When you copy the entries, match them exactly and omit the pictures.

Interface dataset entries:
::::::::::
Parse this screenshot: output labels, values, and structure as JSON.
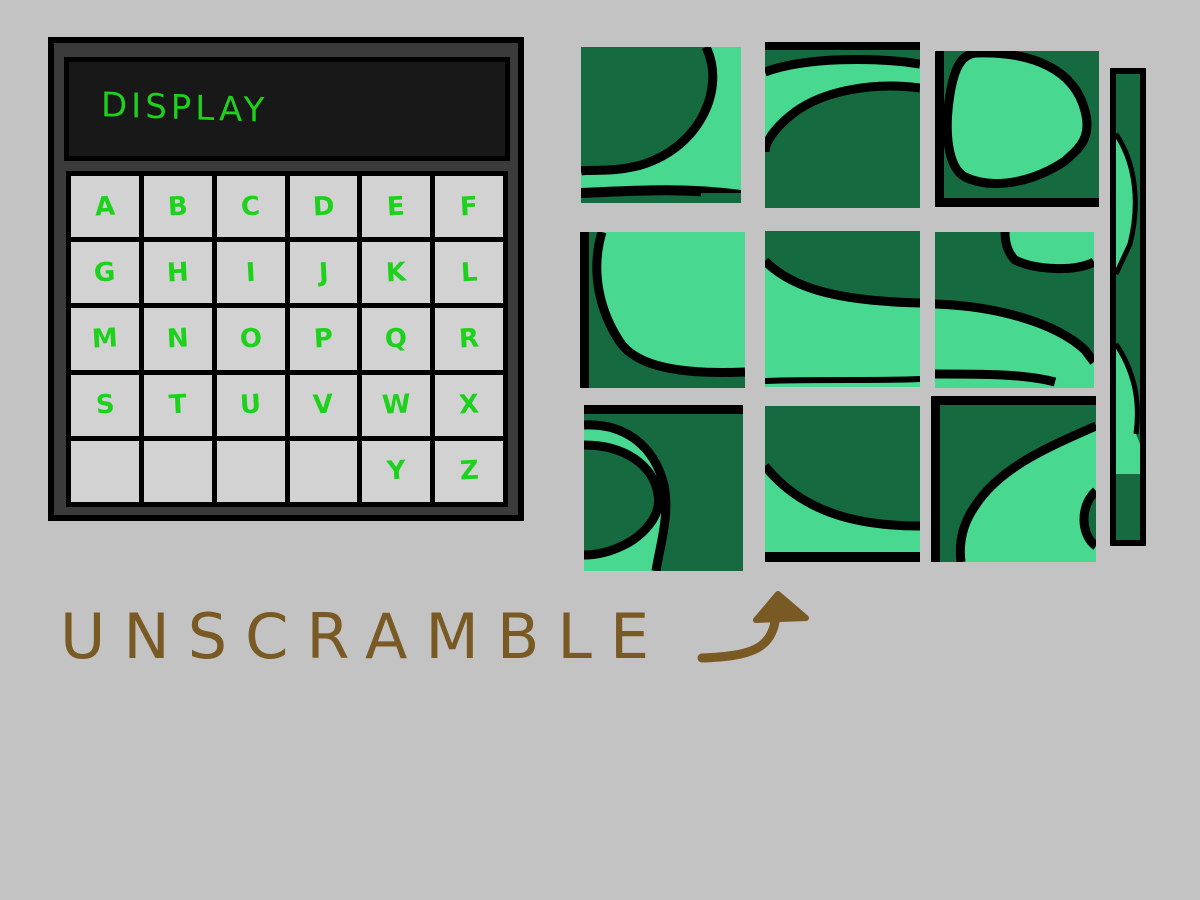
{
  "display": {
    "text": "DISPLAY"
  },
  "keypad": {
    "rows": [
      [
        "A",
        "B",
        "C",
        "D",
        "E",
        "F"
      ],
      [
        "G",
        "H",
        "I",
        "J",
        "K",
        "L"
      ],
      [
        "M",
        "N",
        "O",
        "P",
        "Q",
        "R"
      ],
      [
        "S",
        "T",
        "U",
        "V",
        "W",
        "X"
      ],
      [
        "",
        "",
        "",
        "",
        "Y",
        "Z"
      ]
    ]
  },
  "hint": {
    "text": "UNSCRAMBLE"
  },
  "colors": {
    "background": "#c3c3c3",
    "device": "#3b3b3b",
    "screen": "#181818",
    "key": "#d2d2d2",
    "key_text": "#1dd11d",
    "tile_dark": "#156a40",
    "tile_light": "#48d890",
    "hint_ink": "#7a5a24"
  },
  "icons": {
    "hint_arrow": "curved-arrow-up-icon"
  }
}
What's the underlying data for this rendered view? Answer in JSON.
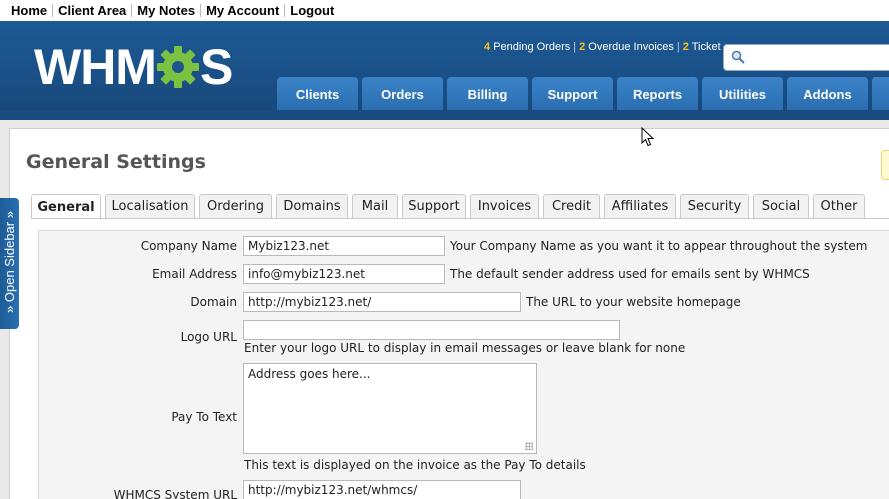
{
  "top_links": [
    "Home",
    "Client Area",
    "My Notes",
    "My Account",
    "Logout"
  ],
  "brand": {
    "left": "WHM",
    "right": "S"
  },
  "status": {
    "pending_count": "4",
    "pending_label": "Pending Orders",
    "overdue_count": "2",
    "overdue_label": "Overdue Invoices",
    "tickets_count": "2",
    "tickets_label": "Ticket"
  },
  "search": {
    "placeholder": "",
    "icon": "search-icon"
  },
  "nav_tabs": [
    "Clients",
    "Orders",
    "Billing",
    "Support",
    "Reports",
    "Utilities",
    "Addons"
  ],
  "page_title": "General Settings",
  "settings_tabs": [
    "General",
    "Localisation",
    "Ordering",
    "Domains",
    "Mail",
    "Support",
    "Invoices",
    "Credit",
    "Affiliates",
    "Security",
    "Social",
    "Other"
  ],
  "active_tab": "General",
  "sidebar_toggle": "» Open Sidebar »",
  "form": {
    "company_name": {
      "label": "Company Name",
      "value": "Mybiz123.net",
      "hint": "Your Company Name as you want it to appear throughout the system"
    },
    "email_address": {
      "label": "Email Address",
      "value": "info@mybiz123.net",
      "hint": "The default sender address used for emails sent by WHMCS"
    },
    "domain": {
      "label": "Domain",
      "value": "http://mybiz123.net/",
      "hint": "The URL to your website homepage"
    },
    "logo_url": {
      "label": "Logo URL",
      "value": "",
      "hint": "Enter your logo URL to display in email messages or leave blank for none"
    },
    "pay_to_text": {
      "label": "Pay To Text",
      "value": "Address goes here...",
      "hint": "This text is displayed on the invoice as the Pay To details"
    },
    "system_url": {
      "label": "WHMCS System URL",
      "value": "http://mybiz123.net/whmcs/"
    }
  },
  "colors": {
    "header_blue": "#1a4f85",
    "tab_blue": "#2a6db0",
    "status_number": "#f6c020",
    "gear_green": "#7bc142"
  }
}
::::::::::
[Solved exercise]
Parse this screenshot: output labels, values, and structure as JSON.
{
  "display": {
    "text": "DISPLAY"
  },
  "keypad": {
    "rows": [
      [
        "A",
        "B",
        "C",
        "D",
        "E",
        "F"
      ],
      [
        "G",
        "H",
        "I",
        "J",
        "K",
        "L"
      ],
      [
        "M",
        "N",
        "O",
        "P",
        "Q",
        "R"
      ],
      [
        "S",
        "T",
        "U",
        "V",
        "W",
        "X"
      ],
      [
        "",
        "",
        "",
        "",
        "Y",
        "Z"
      ]
    ]
  },
  "hint": {
    "text": "UNSCRAMBLE"
  },
  "colors": {
    "background": "#c3c3c3",
    "device": "#3b3b3b",
    "screen": "#181818",
    "key": "#d2d2d2",
    "key_text": "#1dd11d",
    "tile_dark": "#156a40",
    "tile_light": "#48d890",
    "hint_ink": "#7a5a24"
  },
  "icons": {
    "hint_arrow": "curved-arrow-up-icon"
  }
}
What's the underlying data for this rendered view? Answer in JSON.
{
  "top_links": [
    "Home",
    "Client Area",
    "My Notes",
    "My Account",
    "Logout"
  ],
  "brand": {
    "left": "WHM",
    "right": "S"
  },
  "status": {
    "pending_count": "4",
    "pending_label": "Pending Orders",
    "overdue_count": "2",
    "overdue_label": "Overdue Invoices",
    "tickets_count": "2",
    "tickets_label": "Ticket"
  },
  "search": {
    "placeholder": "",
    "icon": "search-icon"
  },
  "nav_tabs": [
    "Clients",
    "Orders",
    "Billing",
    "Support",
    "Reports",
    "Utilities",
    "Addons"
  ],
  "page_title": "General Settings",
  "settings_tabs": [
    "General",
    "Localisation",
    "Ordering",
    "Domains",
    "Mail",
    "Support",
    "Invoices",
    "Credit",
    "Affiliates",
    "Security",
    "Social",
    "Other"
  ],
  "active_tab": "General",
  "sidebar_toggle": "» Open Sidebar »",
  "form": {
    "company_name": {
      "label": "Company Name",
      "value": "Mybiz123.net",
      "hint": "Your Company Name as you want it to appear throughout the system"
    },
    "email_address": {
      "label": "Email Address",
      "value": "info@mybiz123.net",
      "hint": "The default sender address used for emails sent by WHMCS"
    },
    "domain": {
      "label": "Domain",
      "value": "http://mybiz123.net/",
      "hint": "The URL to your website homepage"
    },
    "logo_url": {
      "label": "Logo URL",
      "value": "",
      "hint": "Enter your logo URL to display in email messages or leave blank for none"
    },
    "pay_to_text": {
      "label": "Pay To Text",
      "value": "Address goes here...",
      "hint": "This text is displayed on the invoice as the Pay To details"
    },
    "system_url": {
      "label": "WHMCS System URL",
      "value": "http://mybiz123.net/whmcs/"
    }
  },
  "colors": {
    "header_blue": "#1a4f85",
    "tab_blue": "#2a6db0",
    "status_number": "#f6c020",
    "gear_green": "#7bc142"
  }
}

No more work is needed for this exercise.